Theoretical Support for Making Computer-Enabled Learning Environments the Core of School Curricula


By Carol Caldwell-Edmonds        

January 29, 2002     

Vermont College Graduate Program

My research focuses on computer-enabled learning.  By “computer-enabled learning" I mean several things.  First, I mean learning about subjects and processes emerging from the development of computer technology, for example, the science of complexity, simulations and robotics.  Studying these subjects requires learning about programming; the reasons for teaching computer programming in the public schools form a secondary theme throughout the document.  Computer-enabled learning also includes education made possible via the Internet and other computer-based multimedia venues.  Other venues include MIDI based programs for composing music, programs from the film industry and web design for creating animations and works of visual art, and the more familiar presentation applications used in schools and businesses. 
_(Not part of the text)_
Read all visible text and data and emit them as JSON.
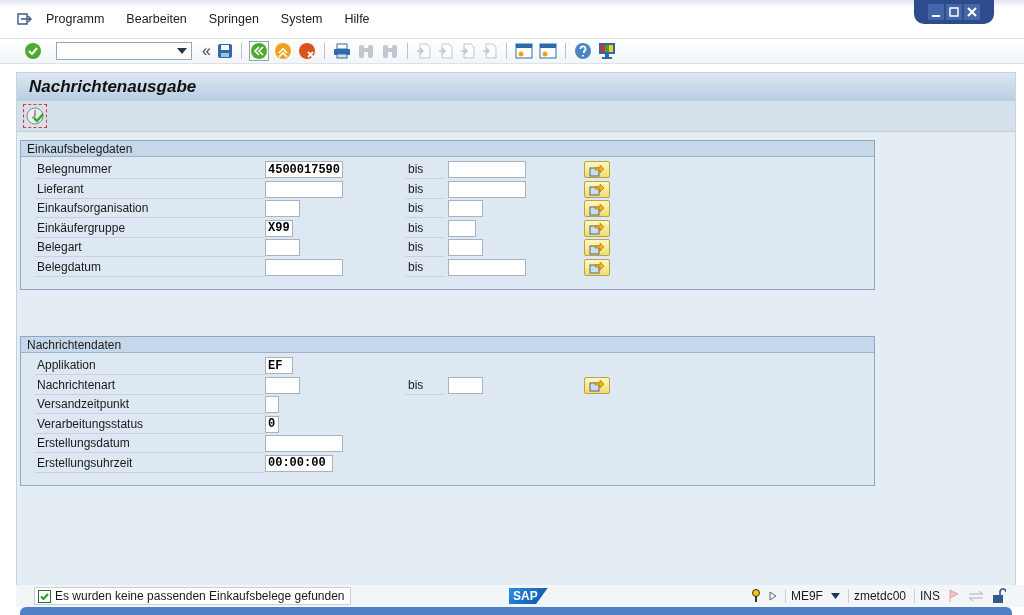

Note that computer-enabled learning does not mean learning how to use programs to do word processing, spreadsheets, presentations, and drill and practice exercises, all of which can and have been done for years without computers.  Implied in the term “computer-enabled” is a need for a deeper understanding about computer science than is required for mastering a certain use for a piece of software. However, I am not suggesting the subject area of computer science should constitute the core of a curriculum. 

My reference to “the core of school curricula” means I suggest a fundamental shift, not only from teaching methods determined by print technology, but also from a basic core curriculum of separate subjects like reading, writing, math, science and social studies (also largely the result of the practical limitations of the printed page) to computer-based learning environments which integrate different disciplines through solving problems or creating something.  I do not suggest a superficial switch to a “paper-free school”, nor do I suggest eliminating books.  Rather, I advocate the use of a fluid and interconnected technology to facilitate a fluid and integrated core curriculum for K-12 education. I present theoretical support for a paradigm shift from school curricula as plans for segmented stages of learning to schools as microworlds for integrated learning, for I believe that learning environments in schools can be unified by the same computer technology that is unifying other institutions in society.